== Page and application data records ==
· · · ·

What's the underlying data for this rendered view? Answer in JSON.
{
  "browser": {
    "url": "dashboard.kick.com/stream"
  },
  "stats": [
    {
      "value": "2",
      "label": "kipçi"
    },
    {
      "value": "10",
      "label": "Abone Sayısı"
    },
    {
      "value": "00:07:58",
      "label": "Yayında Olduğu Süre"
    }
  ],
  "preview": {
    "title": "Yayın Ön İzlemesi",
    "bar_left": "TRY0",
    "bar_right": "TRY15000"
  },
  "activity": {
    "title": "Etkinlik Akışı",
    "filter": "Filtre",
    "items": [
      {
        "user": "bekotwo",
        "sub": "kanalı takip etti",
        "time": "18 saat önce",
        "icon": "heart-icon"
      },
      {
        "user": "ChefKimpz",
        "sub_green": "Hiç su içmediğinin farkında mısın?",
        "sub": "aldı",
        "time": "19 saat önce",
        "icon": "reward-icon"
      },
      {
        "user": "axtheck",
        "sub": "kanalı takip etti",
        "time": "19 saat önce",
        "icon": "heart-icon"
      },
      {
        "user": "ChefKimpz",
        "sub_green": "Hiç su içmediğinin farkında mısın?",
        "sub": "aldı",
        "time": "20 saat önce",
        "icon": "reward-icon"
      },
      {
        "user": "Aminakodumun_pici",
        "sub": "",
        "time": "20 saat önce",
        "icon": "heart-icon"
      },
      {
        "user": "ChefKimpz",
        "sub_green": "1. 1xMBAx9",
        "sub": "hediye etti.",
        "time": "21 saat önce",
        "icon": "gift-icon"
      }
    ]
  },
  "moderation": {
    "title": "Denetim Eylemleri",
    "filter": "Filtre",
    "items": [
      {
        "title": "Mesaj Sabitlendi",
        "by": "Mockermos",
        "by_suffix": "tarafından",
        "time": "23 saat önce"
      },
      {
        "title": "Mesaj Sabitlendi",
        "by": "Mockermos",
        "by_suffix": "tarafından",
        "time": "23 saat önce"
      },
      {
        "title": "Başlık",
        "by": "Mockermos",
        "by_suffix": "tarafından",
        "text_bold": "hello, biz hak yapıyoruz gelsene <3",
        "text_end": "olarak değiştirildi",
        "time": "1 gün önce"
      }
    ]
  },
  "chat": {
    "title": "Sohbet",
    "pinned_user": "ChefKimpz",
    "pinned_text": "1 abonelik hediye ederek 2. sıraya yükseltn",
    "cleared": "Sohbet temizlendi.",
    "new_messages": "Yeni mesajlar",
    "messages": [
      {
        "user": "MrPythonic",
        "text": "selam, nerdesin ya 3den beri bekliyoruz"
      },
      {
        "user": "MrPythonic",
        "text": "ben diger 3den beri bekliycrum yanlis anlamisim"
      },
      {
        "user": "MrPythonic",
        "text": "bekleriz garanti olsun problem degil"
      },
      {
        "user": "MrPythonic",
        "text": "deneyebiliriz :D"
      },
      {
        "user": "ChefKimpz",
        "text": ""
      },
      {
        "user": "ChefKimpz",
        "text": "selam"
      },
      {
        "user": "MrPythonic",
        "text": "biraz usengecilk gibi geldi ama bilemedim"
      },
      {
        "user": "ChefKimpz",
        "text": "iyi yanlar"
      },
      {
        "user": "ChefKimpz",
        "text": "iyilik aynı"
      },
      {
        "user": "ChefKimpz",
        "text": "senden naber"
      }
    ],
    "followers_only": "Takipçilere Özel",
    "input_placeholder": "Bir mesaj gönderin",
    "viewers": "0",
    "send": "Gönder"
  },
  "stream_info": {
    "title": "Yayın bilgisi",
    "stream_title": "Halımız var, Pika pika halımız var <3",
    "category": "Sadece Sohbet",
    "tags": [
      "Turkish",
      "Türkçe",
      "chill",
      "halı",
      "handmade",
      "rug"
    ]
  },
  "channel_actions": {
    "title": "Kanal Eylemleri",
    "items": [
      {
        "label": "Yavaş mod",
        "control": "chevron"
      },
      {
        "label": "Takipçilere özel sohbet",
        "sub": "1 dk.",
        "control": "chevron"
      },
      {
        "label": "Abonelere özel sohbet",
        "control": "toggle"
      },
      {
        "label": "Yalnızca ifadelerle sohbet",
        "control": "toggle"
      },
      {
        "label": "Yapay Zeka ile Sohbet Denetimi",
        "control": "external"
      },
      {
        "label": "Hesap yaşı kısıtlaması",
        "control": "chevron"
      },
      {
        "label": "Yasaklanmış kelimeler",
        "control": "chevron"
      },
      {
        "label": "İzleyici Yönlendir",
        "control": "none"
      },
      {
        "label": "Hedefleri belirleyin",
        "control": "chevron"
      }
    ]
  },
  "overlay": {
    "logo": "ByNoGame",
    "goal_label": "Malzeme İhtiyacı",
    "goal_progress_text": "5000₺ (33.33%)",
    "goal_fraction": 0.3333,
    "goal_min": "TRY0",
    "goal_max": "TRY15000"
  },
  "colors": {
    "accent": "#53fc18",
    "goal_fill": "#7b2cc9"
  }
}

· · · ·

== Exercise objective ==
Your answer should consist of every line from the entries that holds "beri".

== Task output ==
        "text": "selam, nerdesin ya 3den beri bekliyoruz"
        "text": "ben diger 3den beri bekliycrum yanlis anlamisim"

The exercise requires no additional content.